The nobles were strictly forbidden not only to ally themselves with the mangatchang girls, but even to take them as concubines. Still, instances of the breaking of that rule are cited. In such a case, though, the matua who was guilty took great pains to conceal himself from his own family, who, if they knew of the situation, would have inflicted capital punishment on him. In reality, the delinquent noble had no alternative, if he wished to avert pursuit, but to renounce his rank and class and to join another group, as an atchaot. It is interesting, incidentally, that the lowborn girl received no punishment at all. We were told that, after the arrival of the Spanish on Guam, a certain matua of the village of Gnaton fell in love with a young and pretty mangatchang girl and fled with her. He found no asylum among another native group, however, as he refused to part with her. Pursued by his relatives, the young lovers wandered for some time in the most inaccessible woods and rocky areas; but so precarious and wretched an existence reduced them to despair. Determined to put an end to it, they built a tomb of stones and placed in it the infant that was the sad fruit of their love. Then, lost and distracted, they climbed to the very summit of a high, steep-sided peak beside the sea. Binding themselves together by the hair, and clasping one another, they cast themselves from that peak into the waves below. The cape in question has since been named, by the Spanish, Cabo de los Amantes (Lovers’ Cape).
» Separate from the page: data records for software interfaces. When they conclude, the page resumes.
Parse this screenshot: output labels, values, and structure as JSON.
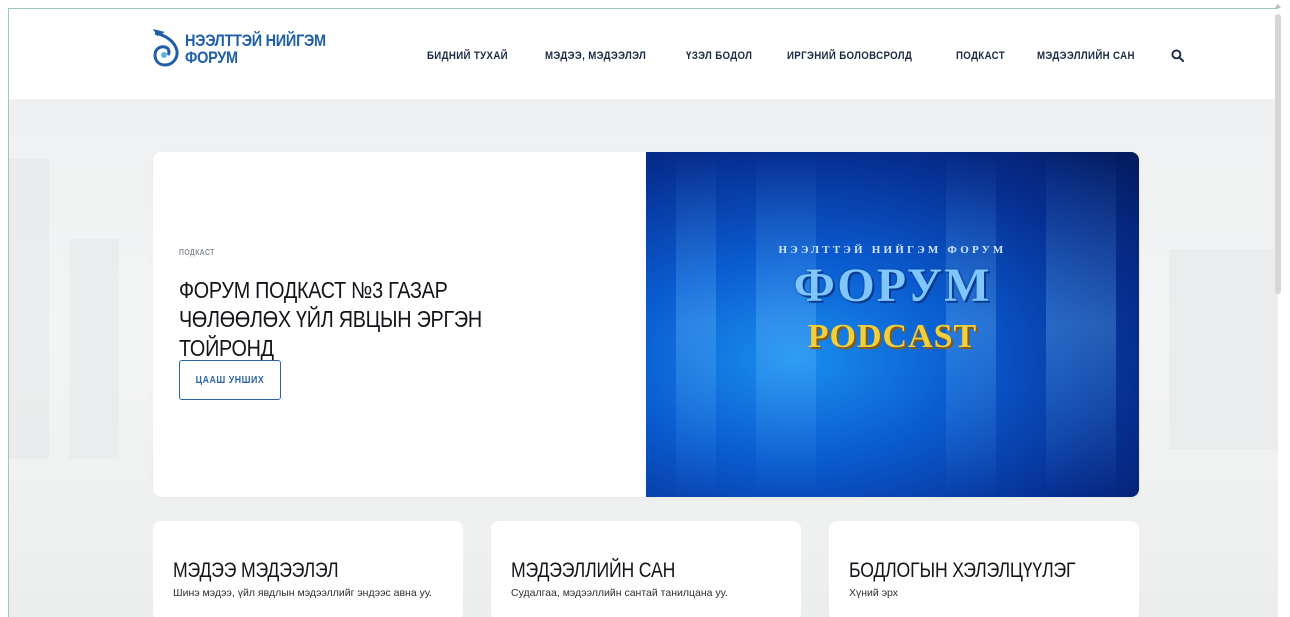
{
  "header": {
    "logo_line1": "НЭЭЛТТЭЙ НИЙГЭМ",
    "logo_line2": "ФОРУМ",
    "nav": [
      {
        "label": "БИДНИЙ ТУХАЙ"
      },
      {
        "label": "МЭДЭЭ, МЭДЭЭЛЭЛ"
      },
      {
        "label": "ҮЗЭЛ БОДОЛ"
      },
      {
        "label": "ИРГЭНИЙ БОЛОВСРОЛД"
      },
      {
        "label": "ПОДКАСТ"
      },
      {
        "label": "МЭДЭЭЛЛИЙН САН"
      }
    ],
    "search_icon": "search-icon"
  },
  "hero": {
    "kicker": "ПОДКАСТ",
    "title": "ФОРУМ ПОДКАСТ №3 ГАЗАР ЧӨЛӨӨЛӨХ ҮЙЛ ЯВЦЫН ЭРГЭН ТОЙРОНД",
    "button_label": "ЦААШ УНШИХ",
    "image": {
      "subtitle": "НЭЭЛТТЭЙ НИЙГЭМ ФОРУМ",
      "main": "ФОРУМ",
      "podcast": "PODCAST"
    }
  },
  "cards": [
    {
      "title": "МЭДЭЭ МЭДЭЭЛЭЛ",
      "text": "Шинэ мэдээ, үйл явдлын мэдээллийг эндээс авна уу."
    },
    {
      "title": "МЭДЭЭЛЛИЙН САН",
      "text": "Судалгаа, мэдээллийн сантай танилцана уу."
    },
    {
      "title": "БОДЛОГЫН ХЭЛЭЛЦҮҮЛЭГ",
      "text": "Хүний эрх"
    }
  ],
  "colors": {
    "brand": "#1f5fa8",
    "nav_text": "#1b2a44",
    "button_border": "#2b63a6",
    "podcast_yellow": "#f2cf3c"
  }
}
[#7] Freycinet, Louis-Claude de, trans. Glynn Barratt, [“A Tale of Two Lovers Tying their Hair Together”], An Account of the Corvette L’Uraine’s Sojourn at the Mariana Islands, 1819 (Saipan: N. M. I. Division of Historic Preservation and the RTF Micronesian Area Research Center University of Guam, 2003) pg. 126-127.